Many areas within Florida's Orange County contain secondary outfalls that discharge into landlocked lakes. The county has no easement agreement or right of way (ROW) for these outfalls, which historically conveyed floodwater from upstream areas where most of the stormwater system predates stormwater regulations, and has no stormwater facilities.
These secondary drainage systems are vital to the proper functioning of the internal stormwater system. Most of the upstream areas have undergone extensive development with newer stormwater facilities. However, considerably higher runoff coefficient, peak timing of runoff, and volume of discharge degrade the integrity of these earthen outfalls. Many systems cannot be properly maintained due to the lack of easement agreements or ROWs. In addition, the unwillingness of property owners to donate easements, county budget constraints, newer regulations, treatment philosophies, and lakefront owners' expectations all impact flood mitigation solutions and timeliness of retrofits.
A typical example of a secondary system with such general constraints is the Anderson Road Outfall Ditch, located near the intersection of Anderson and Conway Gardens Roads. The ditch runs south from Anderson Road to Lake Anderson. The landlocked lake outfalls to Lake Conway through a pump station. The outfall ditch was eroding near the lake, and the degradation was moving upstream. What was once a small ditch is a now ditch with a drop exceeding 6 feet in some areas, with vertical sides because of the flow and erosion.
The negative aspect of this erosion was that the sediment eroding from the ditch's banks accumulated into Lake Anderson, forming a sandbar at the mouth of the ditch. And this erosion moved northward with every heavy storm and would eventually have reached Anderson Road, resulting in catastrophic roadway washout.
In order to rectify the sedimentation build-up caused by the erosion of the Anderson Road outfall ditch and to prevent the collapse of Anderson Road, Orange County's Road & Drainage (R&D) Division hired a consultant to study available options. Public safety was top priority, but the costs/benefits of the ditch, its constructability, the probable effect on sedimentation, and the project's environmental impact were all taken into consideration.
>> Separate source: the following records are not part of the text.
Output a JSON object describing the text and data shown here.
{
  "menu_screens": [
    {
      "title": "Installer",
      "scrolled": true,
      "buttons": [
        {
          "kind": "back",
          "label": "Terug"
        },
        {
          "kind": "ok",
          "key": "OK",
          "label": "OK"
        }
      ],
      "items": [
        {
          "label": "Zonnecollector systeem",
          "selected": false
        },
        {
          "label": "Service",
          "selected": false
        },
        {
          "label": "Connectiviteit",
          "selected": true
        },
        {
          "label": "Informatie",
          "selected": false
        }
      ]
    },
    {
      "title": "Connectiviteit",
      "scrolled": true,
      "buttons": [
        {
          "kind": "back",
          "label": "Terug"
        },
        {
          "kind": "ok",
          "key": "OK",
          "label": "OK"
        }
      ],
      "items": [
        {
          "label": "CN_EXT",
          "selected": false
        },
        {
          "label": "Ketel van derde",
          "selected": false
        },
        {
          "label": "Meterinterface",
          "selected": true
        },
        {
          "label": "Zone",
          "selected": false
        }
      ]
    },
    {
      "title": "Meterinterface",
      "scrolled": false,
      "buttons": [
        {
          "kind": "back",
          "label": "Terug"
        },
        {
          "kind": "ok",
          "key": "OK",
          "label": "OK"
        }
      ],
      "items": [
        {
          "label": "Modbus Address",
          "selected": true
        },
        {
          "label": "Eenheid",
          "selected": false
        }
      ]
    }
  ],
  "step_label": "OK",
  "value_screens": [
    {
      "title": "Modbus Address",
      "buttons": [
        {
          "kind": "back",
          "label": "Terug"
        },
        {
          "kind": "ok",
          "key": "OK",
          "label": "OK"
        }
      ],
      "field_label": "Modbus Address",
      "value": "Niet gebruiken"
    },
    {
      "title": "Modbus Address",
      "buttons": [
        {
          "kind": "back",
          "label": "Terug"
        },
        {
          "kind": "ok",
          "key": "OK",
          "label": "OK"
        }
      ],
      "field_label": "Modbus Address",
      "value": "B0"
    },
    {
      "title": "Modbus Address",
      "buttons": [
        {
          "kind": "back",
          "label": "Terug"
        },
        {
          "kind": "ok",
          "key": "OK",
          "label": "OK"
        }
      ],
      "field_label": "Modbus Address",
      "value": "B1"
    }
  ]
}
The consultant recommended an alternative: re-route the untreated water to a retention pond across from the intersection of Anderson Road and the north end of the Anderson Road Outfall Ditch. The floodwater would then outfall to Lake Anderson through a 72-inch pipe, which would replace the existing 500-foot earthen ditch. This approach would:
The suggested proposal would hinge on the owner donating an easement, which encompassed the ditch located on his property. The owner of the private property—where more than 90% of the ditch flowed—decided not to donate the easement to the county after many months of negotiating for the easement acquisition, so the piping alternative was abandoned.
Subsequently, the Orange County Environmental Protection Division (EPD) became involved in the project because EPD had been working with the homeowners' association to improve the water quality by reducing the pollution loading from the upstream areas into Lake Anderson. Based on the concerns encountered, the R&D Division and EPD met and decided that it would be in the interest of the community to construct a retention pond, in lieu of enclosing the existing ditch. The retention pond would reduce the nutrient loading and treat the water prior to it entering Lake Anderson.
Because of the proposed lake water quality improvements and the potential safety risks posed by the ditch undercutting and reaching the road, the EPD determined that the best approach would be to purchase the 3.9-acre property where the ditch currently flowed. The consultant then designed a pond to fit in the site that could closely meet the current St. Johns River Water Management District regulations.
The pond was designed as a 25-year, 24-hour wet detention pond that provided a permanent pool with a residence time of 14½ days. The proposed pond provided ½ inch of water quality volume and reduced the existing nutrient loading rates to the lake by 50%. The existing ditch would be filled and the upstream flow would be diverted to the retention pond, where a control structure would regulate the runoff flow to Lake Anderson.
The project was bid and awarded to the lowest bidder. Construction began in May 2005 and was successfully competed the end of August 2005. The total cost of the project, including the design, plan preparation, land purchase, and construction was $922,320.
On the whole, this project was beneficial for everyone involved because it enabled reduction of pollution loading to the lake, mitigated undercutting and stability of the bank, curtailed upstream flooding, and provided the necessary safety and health improvements and ecosystem preservation.
— Budhu is manager and Bermudez is engineer II with the Orange County, Fla., Roads & Drainage Division.